§ **The problem**
What is needed here is every line of the records that includes "count".

§ **Dataset**
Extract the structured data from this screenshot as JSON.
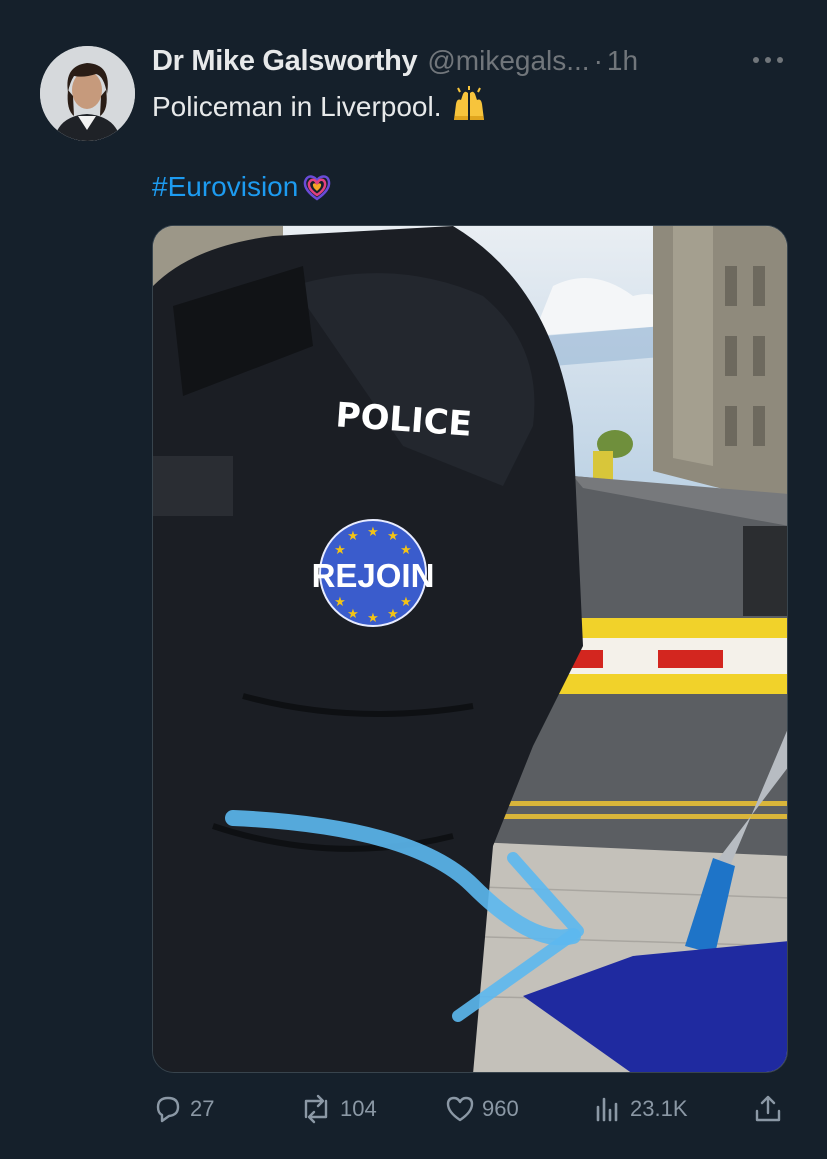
{
  "author": {
    "name": "Dr Mike Galsworthy",
    "handle": "@mikegals...",
    "separator": "·",
    "time": "1h"
  },
  "tweet": {
    "text": "Policeman in Liverpool.",
    "emoji_icon": "raising-hands-icon",
    "hashtag": "#Eurovision",
    "hashtag_icon": "eurovision-heart-icon"
  },
  "photo": {
    "jacket_label": "POLICE",
    "badge_text": "REJOIN",
    "colors": {
      "jacket": "#1b1e24",
      "badge": "#3a5ccc",
      "stars": "#f3c316",
      "arrow": "#5cb8ef",
      "flag": "#1f2aa0"
    }
  },
  "metrics": {
    "replies": "27",
    "reposts": "104",
    "likes": "960",
    "views": "23.1K"
  },
  "icons": [
    "reply-icon",
    "repost-icon",
    "like-icon",
    "views-icon",
    "share-icon",
    "more-icon"
  ],
  "colors": {
    "background": "#15202b",
    "link": "#1d9bf0",
    "muted": "#71767b"
  }
}
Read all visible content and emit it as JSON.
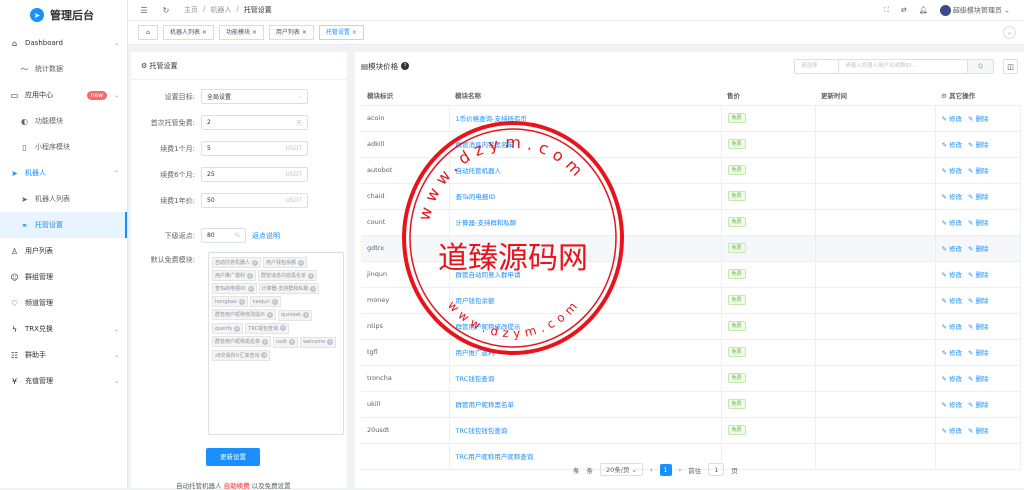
{
  "app": {
    "title": "管理后台"
  },
  "sidebar": {
    "items": [
      {
        "label": "Dashboard",
        "icon": "home-icon",
        "level": 1,
        "chevron": true
      },
      {
        "label": "统计数据",
        "icon": "trend-icon",
        "level": 2
      },
      {
        "label": "应用中心",
        "icon": "app-icon",
        "level": 1,
        "chevron": true,
        "badge": "new"
      },
      {
        "label": "功能模块",
        "icon": "toggle-icon",
        "level": 2
      },
      {
        "label": "小程序模块",
        "icon": "phone-icon",
        "level": 2
      },
      {
        "label": "机器人",
        "icon": "send-icon",
        "level": 1,
        "chevron": true,
        "open": true
      },
      {
        "label": "机器人列表",
        "icon": "send-icon",
        "level": 2
      },
      {
        "label": "托管设置",
        "icon": "link-icon",
        "level": 2,
        "active": true
      },
      {
        "label": "用户列表",
        "icon": "user-icon",
        "level": 1
      },
      {
        "label": "群组管理",
        "icon": "group-icon",
        "level": 1
      },
      {
        "label": "频道管理",
        "icon": "heart-icon",
        "level": 1
      },
      {
        "label": "TRX兑换",
        "icon": "bolt-icon",
        "level": 1,
        "chevron": true
      },
      {
        "label": "群助手",
        "icon": "helper-icon",
        "level": 1,
        "chevron": true
      },
      {
        "label": "充值管理",
        "icon": "yen-icon",
        "level": 1,
        "chevron": true
      }
    ]
  },
  "topbar": {
    "breadcrumb": [
      "主页",
      "/",
      "机器人",
      "/",
      "托管设置"
    ],
    "user": "超级模块管理员"
  },
  "tags": [
    "机器人列表",
    "功能模块",
    "用户列表",
    "托管设置"
  ],
  "left": {
    "title": "托管设置",
    "fields": [
      {
        "label": "设置目标:",
        "value": "全局设置",
        "suffix": "⌄"
      },
      {
        "label": "首次托管免费:",
        "value": "2",
        "suffix": "天"
      },
      {
        "label": "续费1个月:",
        "value": "5",
        "suffix": "USDT"
      },
      {
        "label": "续费6个月:",
        "value": "25",
        "suffix": "USDT"
      },
      {
        "label": "续费1年价:",
        "value": "50",
        "suffix": "USDT"
      }
    ],
    "rebate": {
      "label": "下级返点:",
      "value": "80",
      "suffix": "%",
      "link": "返点说明"
    },
    "free_label": "默认免费模块:",
    "chips": [
      "自动托管机器人",
      "用户钱包余额",
      "用户推广邀利",
      "群管消息内容黑名单",
      "查Ta的电报ID",
      "计算器-支持群和私聊",
      "hongbao",
      "kaiqun",
      "群管用户昵称修改提示",
      "quntask",
      "qverify",
      "TRC钱包查询",
      "群管用户昵称黑名单",
      "usdt",
      "welcome",
      "z8交易所U汇率查询"
    ],
    "save_button": "更新设置",
    "note_pre": "自动托管机器人",
    "note_red": "自助续费",
    "note_post": "以及免费设置"
  },
  "right": {
    "title": "模块价格",
    "filter": {
      "select": "请选择",
      "placeholder": "请输入机器人用户名或群ID...",
      "search": "Q"
    },
    "columns": [
      "模块标识",
      "模块名称",
      "售价",
      "更新时间",
      "其它操作"
    ],
    "rows": [
      {
        "id": "acoin",
        "name": "1币价格查询-支持所有币",
        "price": "免费"
      },
      {
        "id": "adkill",
        "name": "群管消息内容黑名单",
        "price": "免费"
      },
      {
        "id": "autobot",
        "name": "自动托管机器人",
        "price": "免费"
      },
      {
        "id": "chaid",
        "name": "查Ta的电报ID",
        "price": "免费"
      },
      {
        "id": "count",
        "name": "计算器-支持群和私聊",
        "price": "免费"
      },
      {
        "id": "gdtrx",
        "name": "",
        "price": "免费"
      },
      {
        "id": "jinqun",
        "name": "群管自动同意入群申请",
        "price": "免费"
      },
      {
        "id": "money",
        "name": "用户钱包余额",
        "price": "免费"
      },
      {
        "id": "ntips",
        "name": "群管用户昵称修改提示",
        "price": "免费"
      },
      {
        "id": "tgfl",
        "name": "用户推广返利",
        "price": "免费"
      },
      {
        "id": "troncha",
        "name": "TRC钱包查询",
        "price": "免费"
      },
      {
        "id": "ukill",
        "name": "群管用户昵称黑名单",
        "price": "免费"
      },
      {
        "id": "20usdt",
        "name": "TRC钱包钱包查询",
        "price": "免费"
      },
      {
        "id": "",
        "name": "TRC用户昵称用户昵称查询",
        "price": ""
      }
    ],
    "op_edit": "修改",
    "op_delete": "删除",
    "pagination": {
      "total": "条",
      "per_page": "20条/页",
      "page": "1",
      "goto": "前往",
      "goto_value": "1",
      "page_unit": "页"
    }
  },
  "watermark": {
    "text": "道臻源码网",
    "ring_top": "www.dzym.com",
    "ring_bottom": "www.dzym.com",
    "color": "#e8141c"
  }
}
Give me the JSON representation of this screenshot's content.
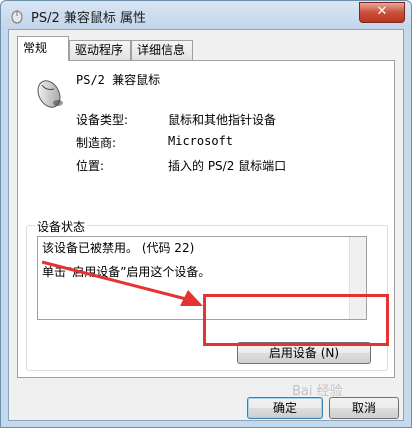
{
  "window": {
    "title": "PS/2 兼容鼠标 属性",
    "close_label": "✕"
  },
  "tabs": [
    {
      "label": "常规",
      "active": true
    },
    {
      "label": "驱动程序",
      "active": false
    },
    {
      "label": "详细信息",
      "active": false
    }
  ],
  "device": {
    "name": "PS/2 兼容鼠标",
    "icon": "mouse-icon"
  },
  "properties": {
    "type_label": "设备类型:",
    "type_value": "鼠标和其他指针设备",
    "maker_label": "制造商:",
    "maker_value": "Microsoft",
    "location_label": "位置:",
    "location_value": "插入的 PS/2 鼠标端口"
  },
  "status": {
    "group_label": "设备状态",
    "line1": "该设备已被禁用。 (代码 22)",
    "line2": "单击“启用设备”启用这个设备。"
  },
  "buttons": {
    "enable": "启用设备 (N)",
    "ok": "确定",
    "cancel": "取消"
  },
  "watermark": "Bai 经验",
  "colors": {
    "annotation_red": "#e53333",
    "title_bg": "#c3d5ea"
  }
}
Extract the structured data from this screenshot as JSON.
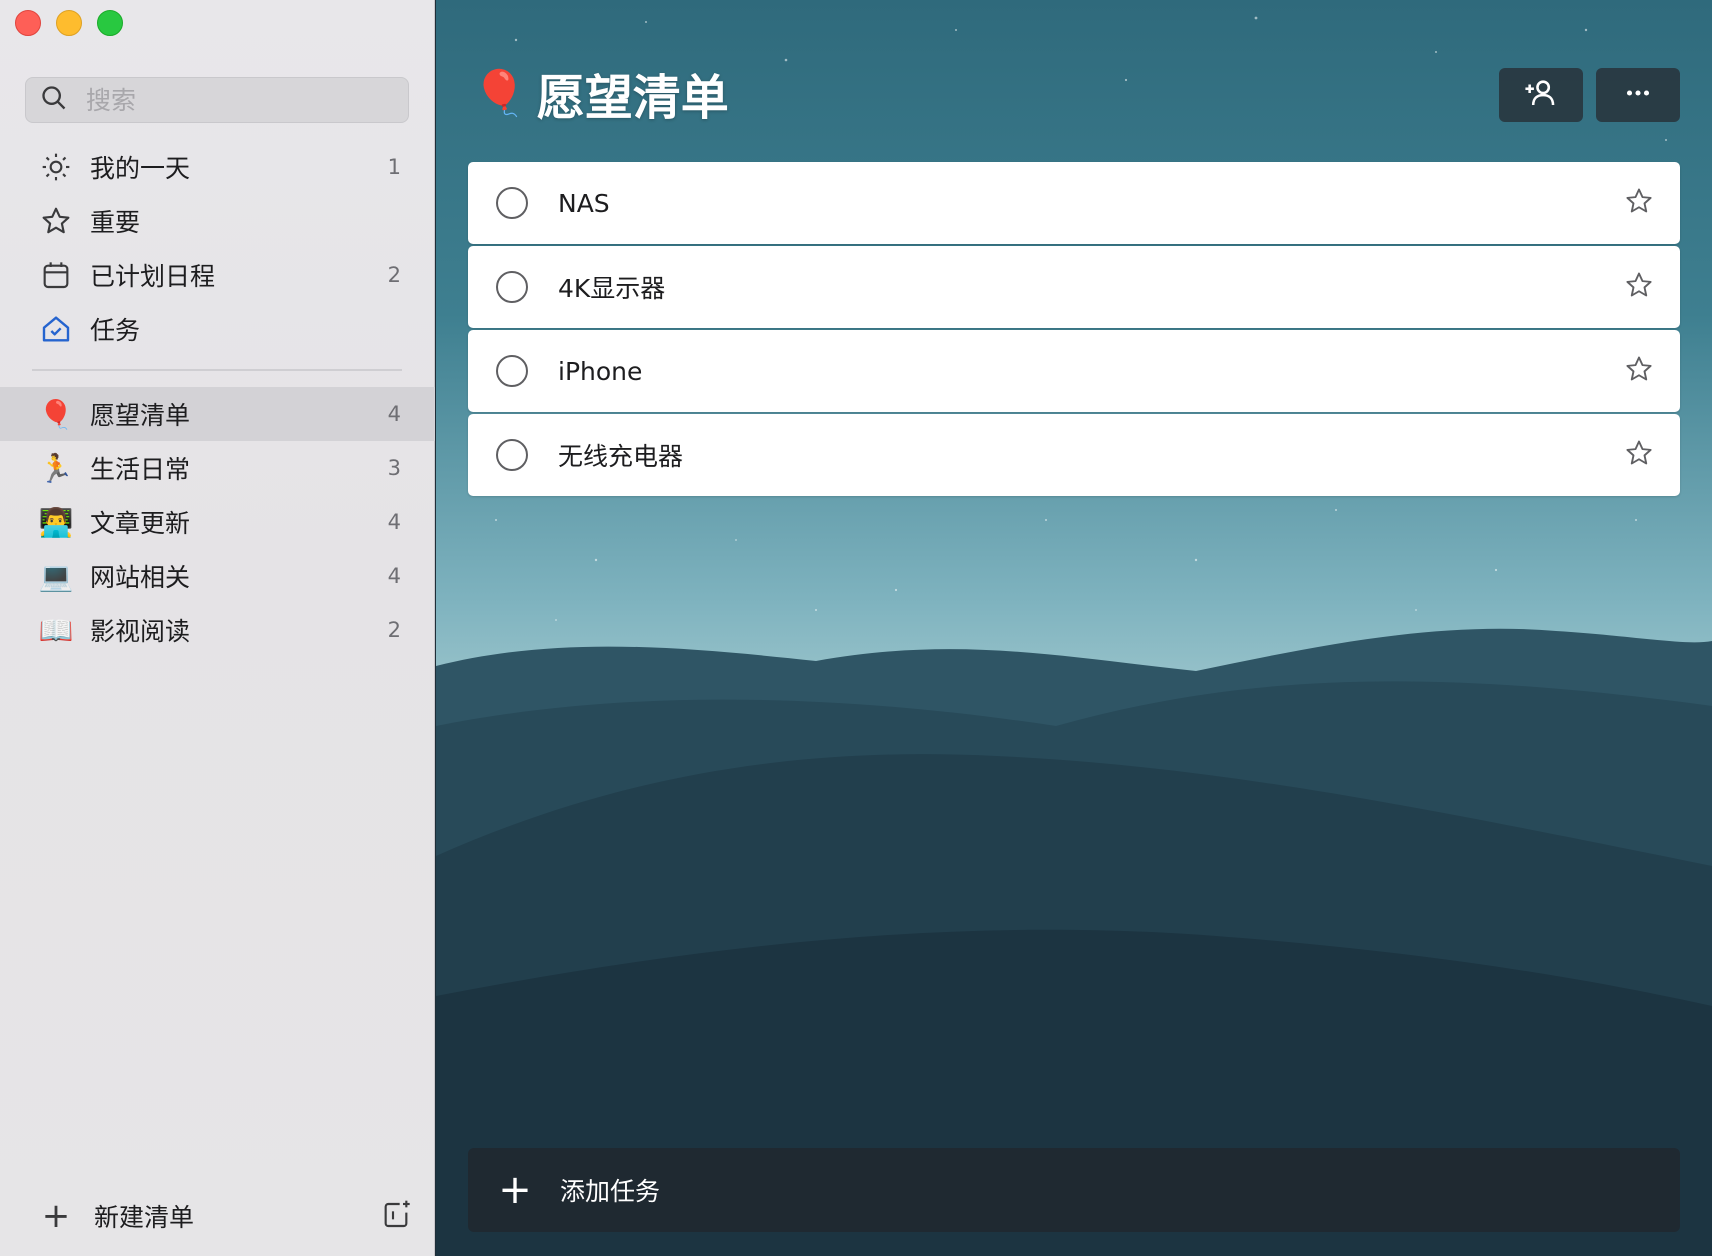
{
  "search": {
    "placeholder": "搜索"
  },
  "smart_lists": [
    {
      "icon": "sun-icon",
      "label": "我的一天",
      "count": "1"
    },
    {
      "icon": "star-icon",
      "label": "重要",
      "count": ""
    },
    {
      "icon": "calendar-icon",
      "label": "已计划日程",
      "count": "2"
    },
    {
      "icon": "home-task-icon",
      "label": "任务",
      "count": ""
    }
  ],
  "lists": [
    {
      "emoji": "🎈",
      "label": "愿望清单",
      "count": "4",
      "selected": true
    },
    {
      "emoji": "🏃",
      "label": "生活日常",
      "count": "3"
    },
    {
      "emoji": "👨‍💻",
      "label": "文章更新",
      "count": "4"
    },
    {
      "emoji": "💻",
      "label": "网站相关",
      "count": "4"
    },
    {
      "emoji": "📖",
      "label": "影视阅读",
      "count": "2"
    }
  ],
  "footer": {
    "new_list_label": "新建清单"
  },
  "main": {
    "title_emoji": "🎈",
    "title": "愿望清单",
    "tasks": [
      {
        "text": "NAS"
      },
      {
        "text": "4K显示器"
      },
      {
        "text": "iPhone"
      },
      {
        "text": "无线充电器"
      }
    ],
    "add_task_label": "添加任务"
  },
  "colors": {
    "accent": "#2564cf",
    "sidebar_bg": "#e6e5e7",
    "selected_bg": "#d3d2d6"
  }
}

§ **Your response**
        "id": "count",
      "count": "1"
      "count": ""
      "count": "2"
      "count": ""
      "count": "4",
      "count": "3"
      "count": "4"
      "count": "4"
      "count": "2"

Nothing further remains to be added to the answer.